Field and particle theories
Quantum field theory considers the vacuum ground state not to be completely empty, but to consist of a seething mass of virtual particles and fields. Since these fields do not have a permanent existence, they are called vacuum fluctuations. In the Casimir effect, two metal plates can cause a change in the vacuum energy density between them which generates a measurable force.
Some believe that vacuum energy might be the "dark energy" (also called quintessence) associated with the cosmological constant in general relativity and thought to be similar to a negative force of gravity.
Vacuum energy has a number of consequences. For one, vacuum fluctuations are always created as particle/antiparticle pairs. The creation of these "virtual particles" near the event horizon of a black hole has been hypothesized by physicist Stephen Hawking to be a mechanism for the eventual "evaporation" of black holes. The net energy of the universe remains zero so long as the particle pairs annihilate each other within Planck time. If one of the pair is pulled into the black hole before this, then the other particle becomes "real" and energy/mass is essentially radiated into space from the black hole. This loss is cumulative and could result in the black hole's disappearance over time. The time required is dependent on the mass of the black hole, but could be on the order of 10100 years for large solar-mass black holes.
The Grand unification theory predicts a non-zero cosmological constant from the energy of vacuum fluctuations. Examining normal physical processes with knowledge of these field phenomena can lead to an interesting insight in electrodynamics. During discussions of perpetual motion, the topic of vacuum energy usually encourages serious inquiries.

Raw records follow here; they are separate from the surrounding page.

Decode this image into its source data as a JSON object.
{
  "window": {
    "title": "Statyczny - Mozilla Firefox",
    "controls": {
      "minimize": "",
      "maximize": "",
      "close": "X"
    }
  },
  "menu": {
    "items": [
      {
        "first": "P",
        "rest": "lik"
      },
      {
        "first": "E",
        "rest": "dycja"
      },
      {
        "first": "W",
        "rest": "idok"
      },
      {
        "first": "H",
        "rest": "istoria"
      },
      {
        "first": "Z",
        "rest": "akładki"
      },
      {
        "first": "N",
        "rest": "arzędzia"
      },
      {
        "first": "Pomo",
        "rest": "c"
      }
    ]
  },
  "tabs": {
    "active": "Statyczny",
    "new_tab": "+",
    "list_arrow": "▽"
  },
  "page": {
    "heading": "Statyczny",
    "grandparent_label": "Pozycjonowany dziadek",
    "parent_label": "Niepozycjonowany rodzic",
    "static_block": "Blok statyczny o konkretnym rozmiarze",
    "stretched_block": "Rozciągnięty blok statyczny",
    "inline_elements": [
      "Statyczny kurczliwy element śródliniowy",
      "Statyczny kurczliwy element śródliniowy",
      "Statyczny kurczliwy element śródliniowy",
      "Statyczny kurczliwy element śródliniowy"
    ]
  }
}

In 1934, Georges Lemaître used an unusual perfect-fluid equation of state to interpret the cosmological constant as due to vacuum energy. In 1973, Edward Tryon proposed that the Universe may be a large scale quantum mechanical vacuum fluctuation where positive mass-energy is balanced by negative gravitational potential energy. During the 1980s, there were many attempts to relate the fields that generate the vacuum energy to specific fields that were predicted by the Grand unification theory, and to use observations of the Universe to confirm that theory. These efforts had failed so far, and the exact nature of the particles or fields that generate vacuum energy, with a density such as that required by the Inflation theory, remains a mystery.